++++ MATERIAL SUPPLIED ++++

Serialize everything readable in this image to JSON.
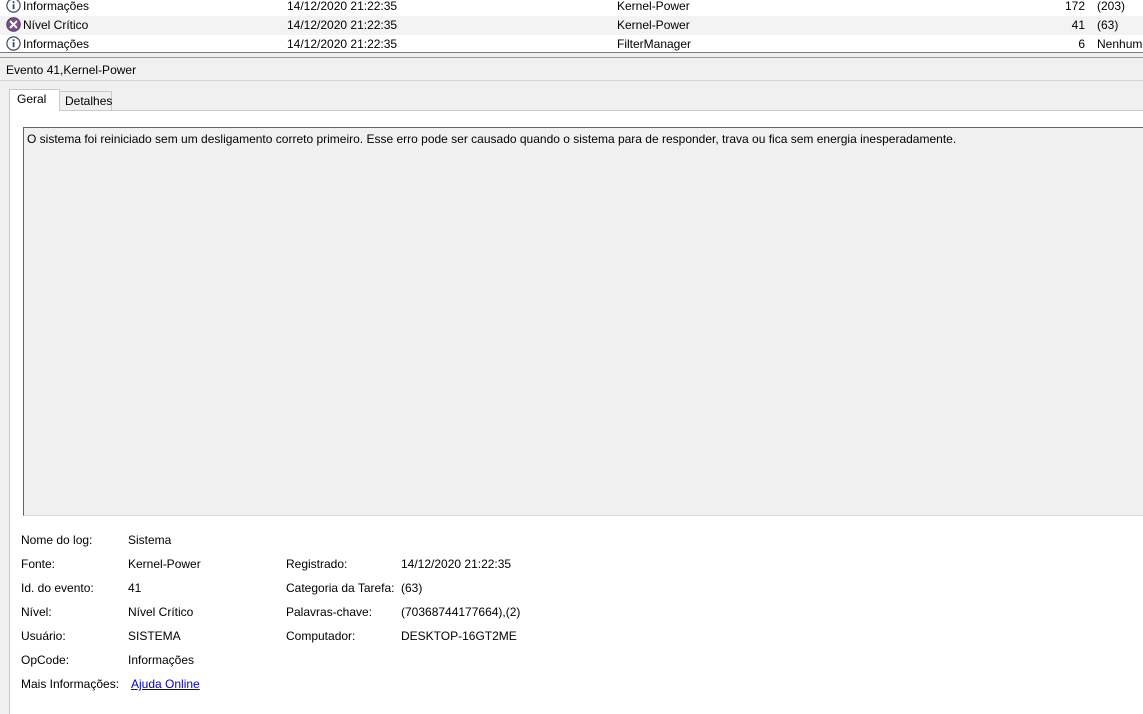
{
  "event_list": {
    "rows": [
      {
        "level": "Informações",
        "icon": "info-icon",
        "date": "14/12/2020 21:22:35",
        "source": "Kernel-Power",
        "event_id": "172",
        "category": "(203)"
      },
      {
        "level": "Nível Crítico",
        "icon": "critical-icon",
        "date": "14/12/2020 21:22:35",
        "source": "Kernel-Power",
        "event_id": "41",
        "category": "(63)"
      },
      {
        "level": "Informações",
        "icon": "info-icon",
        "date": "14/12/2020 21:22:35",
        "source": "FilterManager",
        "event_id": "6",
        "category": "Nenhum"
      }
    ]
  },
  "details": {
    "title": "Evento 41,Kernel-Power",
    "tabs": {
      "general": "Geral",
      "details": "Detalhes"
    },
    "description": "O sistema foi reiniciado sem um desligamento correto primeiro. Esse erro pode ser causado quando o sistema para de responder, trava ou fica sem energia inesperadamente.",
    "properties": {
      "log_name_label": "Nome do log:",
      "log_name": "Sistema",
      "source_label": "Fonte:",
      "source": "Kernel-Power",
      "event_id_label": "Id. do evento:",
      "event_id": "41",
      "level_label": "Nível:",
      "level": "Nível Crítico",
      "user_label": "Usuário:",
      "user": "SISTEMA",
      "opcode_label": "OpCode:",
      "opcode": "Informações",
      "more_info_label": "Mais Informações:",
      "more_info_link": "Ajuda Online",
      "logged_label": "Registrado:",
      "logged": "14/12/2020 21:22:35",
      "task_category_label": "Categoria da Tarefa:",
      "task_category": "(63)",
      "keywords_label": "Palavras-chave:",
      "keywords": "(70368744177664),(2)",
      "computer_label": "Computador:",
      "computer": "DESKTOP-16GT2ME"
    }
  },
  "colors": {
    "link": "#0000cc",
    "critical_icon": "#7a4e8a",
    "info_icon": "#3a4a6a"
  }
}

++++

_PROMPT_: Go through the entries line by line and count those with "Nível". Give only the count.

_RESULT FOR THIS TASK_: 3